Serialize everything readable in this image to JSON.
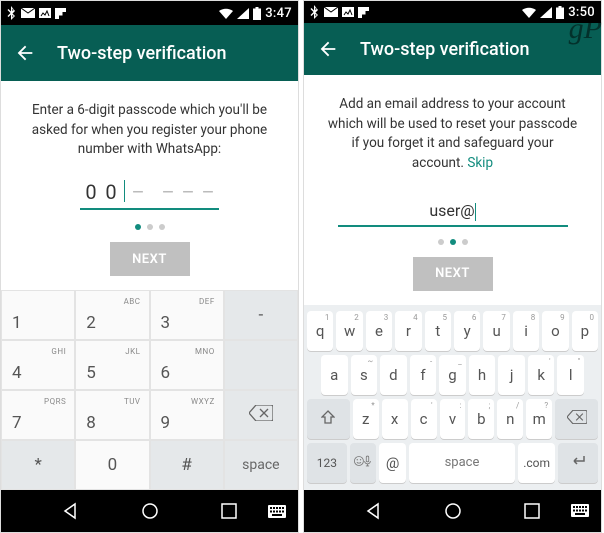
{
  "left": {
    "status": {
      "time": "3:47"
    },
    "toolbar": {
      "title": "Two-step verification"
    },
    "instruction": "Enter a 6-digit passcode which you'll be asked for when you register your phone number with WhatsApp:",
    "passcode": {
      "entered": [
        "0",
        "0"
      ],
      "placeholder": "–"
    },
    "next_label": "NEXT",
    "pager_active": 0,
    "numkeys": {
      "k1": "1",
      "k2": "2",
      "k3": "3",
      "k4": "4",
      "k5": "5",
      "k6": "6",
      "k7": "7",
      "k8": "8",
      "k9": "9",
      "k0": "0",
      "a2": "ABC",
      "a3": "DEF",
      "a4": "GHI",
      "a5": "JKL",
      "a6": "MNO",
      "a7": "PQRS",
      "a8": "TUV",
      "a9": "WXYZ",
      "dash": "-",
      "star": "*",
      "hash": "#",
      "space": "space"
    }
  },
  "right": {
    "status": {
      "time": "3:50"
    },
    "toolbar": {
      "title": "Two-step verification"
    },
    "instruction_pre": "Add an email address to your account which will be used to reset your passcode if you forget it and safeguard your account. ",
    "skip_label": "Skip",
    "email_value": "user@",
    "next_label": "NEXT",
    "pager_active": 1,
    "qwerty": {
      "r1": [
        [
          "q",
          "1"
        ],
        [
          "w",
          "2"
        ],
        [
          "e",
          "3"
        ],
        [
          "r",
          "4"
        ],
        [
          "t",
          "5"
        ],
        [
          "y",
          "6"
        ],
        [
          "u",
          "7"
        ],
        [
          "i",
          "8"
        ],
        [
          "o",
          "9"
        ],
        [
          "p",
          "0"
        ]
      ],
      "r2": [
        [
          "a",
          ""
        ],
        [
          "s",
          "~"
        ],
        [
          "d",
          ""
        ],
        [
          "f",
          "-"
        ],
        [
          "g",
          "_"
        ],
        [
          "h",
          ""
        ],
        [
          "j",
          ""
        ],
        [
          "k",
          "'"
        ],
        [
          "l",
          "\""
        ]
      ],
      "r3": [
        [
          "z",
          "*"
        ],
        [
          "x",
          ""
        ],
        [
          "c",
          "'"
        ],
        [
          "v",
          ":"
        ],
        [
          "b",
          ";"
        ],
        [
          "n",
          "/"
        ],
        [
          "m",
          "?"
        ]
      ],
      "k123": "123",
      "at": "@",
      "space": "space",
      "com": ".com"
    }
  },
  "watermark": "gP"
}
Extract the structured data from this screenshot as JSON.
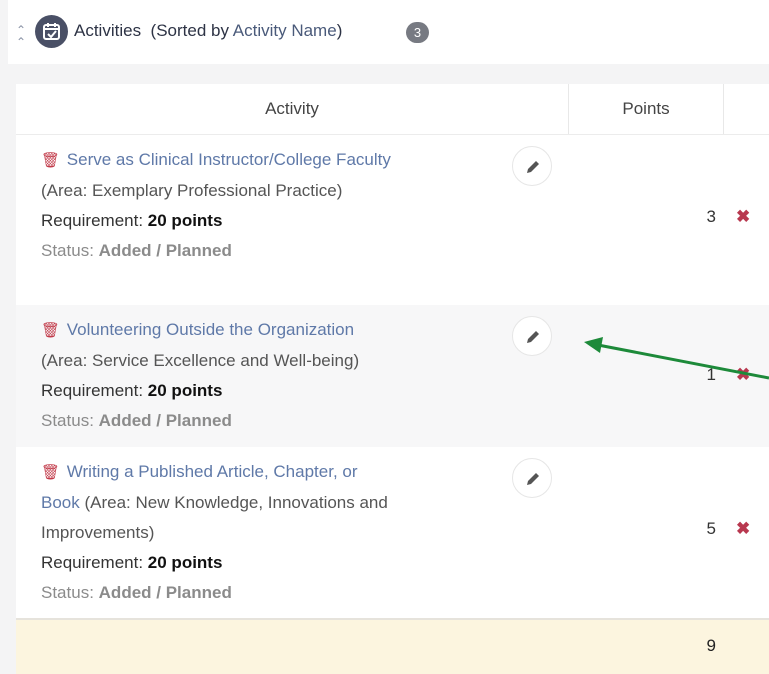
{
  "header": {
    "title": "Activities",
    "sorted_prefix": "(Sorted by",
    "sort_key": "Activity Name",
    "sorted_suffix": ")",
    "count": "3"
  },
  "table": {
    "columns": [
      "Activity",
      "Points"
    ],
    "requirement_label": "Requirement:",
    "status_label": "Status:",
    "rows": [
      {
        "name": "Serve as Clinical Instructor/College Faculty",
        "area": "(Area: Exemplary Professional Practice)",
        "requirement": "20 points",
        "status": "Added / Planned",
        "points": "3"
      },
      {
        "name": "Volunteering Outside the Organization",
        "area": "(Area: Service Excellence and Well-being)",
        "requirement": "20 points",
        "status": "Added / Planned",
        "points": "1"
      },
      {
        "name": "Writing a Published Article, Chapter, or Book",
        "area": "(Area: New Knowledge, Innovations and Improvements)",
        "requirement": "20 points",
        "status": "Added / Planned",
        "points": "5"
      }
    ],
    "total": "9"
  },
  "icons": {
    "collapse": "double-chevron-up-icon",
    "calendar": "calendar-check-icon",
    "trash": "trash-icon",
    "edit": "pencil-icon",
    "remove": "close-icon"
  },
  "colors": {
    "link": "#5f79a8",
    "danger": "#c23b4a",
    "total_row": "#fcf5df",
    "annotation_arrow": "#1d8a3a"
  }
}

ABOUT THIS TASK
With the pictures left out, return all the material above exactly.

YOUR SOLUTION
Serialize everything readable in this image to JSON.
{
  "left": {
    "status": {
      "time": "3:47"
    },
    "toolbar": {
      "title": "Two-step verification"
    },
    "instruction": "Enter a 6-digit passcode which you'll be asked for when you register your phone number with WhatsApp:",
    "passcode": {
      "entered": [
        "0",
        "0"
      ],
      "placeholder": "–"
    },
    "next_label": "NEXT",
    "pager_active": 0,
    "numkeys": {
      "k1": "1",
      "k2": "2",
      "k3": "3",
      "k4": "4",
      "k5": "5",
      "k6": "6",
      "k7": "7",
      "k8": "8",
      "k9": "9",
      "k0": "0",
      "a2": "ABC",
      "a3": "DEF",
      "a4": "GHI",
      "a5": "JKL",
      "a6": "MNO",
      "a7": "PQRS",
      "a8": "TUV",
      "a9": "WXYZ",
      "dash": "-",
      "star": "*",
      "hash": "#",
      "space": "space"
    }
  },
  "right": {
    "status": {
      "time": "3:50"
    },
    "toolbar": {
      "title": "Two-step verification"
    },
    "instruction_pre": "Add an email address to your account which will be used to reset your passcode if you forget it and safeguard your account. ",
    "skip_label": "Skip",
    "email_value": "user@",
    "next_label": "NEXT",
    "pager_active": 1,
    "qwerty": {
      "r1": [
        [
          "q",
          "1"
        ],
        [
          "w",
          "2"
        ],
        [
          "e",
          "3"
        ],
        [
          "r",
          "4"
        ],
        [
          "t",
          "5"
        ],
        [
          "y",
          "6"
        ],
        [
          "u",
          "7"
        ],
        [
          "i",
          "8"
        ],
        [
          "o",
          "9"
        ],
        [
          "p",
          "0"
        ]
      ],
      "r2": [
        [
          "a",
          ""
        ],
        [
          "s",
          "~"
        ],
        [
          "d",
          ""
        ],
        [
          "f",
          "-"
        ],
        [
          "g",
          "_"
        ],
        [
          "h",
          ""
        ],
        [
          "j",
          ""
        ],
        [
          "k",
          "'"
        ],
        [
          "l",
          "\""
        ]
      ],
      "r3": [
        [
          "z",
          "*"
        ],
        [
          "x",
          ""
        ],
        [
          "c",
          "'"
        ],
        [
          "v",
          ":"
        ],
        [
          "b",
          ";"
        ],
        [
          "n",
          "/"
        ],
        [
          "m",
          "?"
        ]
      ],
      "k123": "123",
      "at": "@",
      "space": "space",
      "com": ".com"
    }
  },
  "watermark": "gP"
}
Extract the structured data from this screenshot as JSON.
{
  "header": {
    "title": "Activities",
    "sorted_prefix": "(Sorted by",
    "sort_key": "Activity Name",
    "sorted_suffix": ")",
    "count": "3"
  },
  "table": {
    "columns": [
      "Activity",
      "Points"
    ],
    "requirement_label": "Requirement:",
    "status_label": "Status:",
    "rows": [
      {
        "name": "Serve as Clinical Instructor/College Faculty",
        "area": "(Area: Exemplary Professional Practice)",
        "requirement": "20 points",
        "status": "Added / Planned",
        "points": "3"
      },
      {
        "name": "Volunteering Outside the Organization",
        "area": "(Area: Service Excellence and Well-being)",
        "requirement": "20 points",
        "status": "Added / Planned",
        "points": "1"
      },
      {
        "name": "Writing a Published Article, Chapter, or Book",
        "area": "(Area: New Knowledge, Innovations and Improvements)",
        "requirement": "20 points",
        "status": "Added / Planned",
        "points": "5"
      }
    ],
    "total": "9"
  },
  "icons": {
    "collapse": "double-chevron-up-icon",
    "calendar": "calendar-check-icon",
    "trash": "trash-icon",
    "edit": "pencil-icon",
    "remove": "close-icon"
  },
  "colors": {
    "link": "#5f79a8",
    "danger": "#c23b4a",
    "total_row": "#fcf5df",
    "annotation_arrow": "#1d8a3a"
  }
}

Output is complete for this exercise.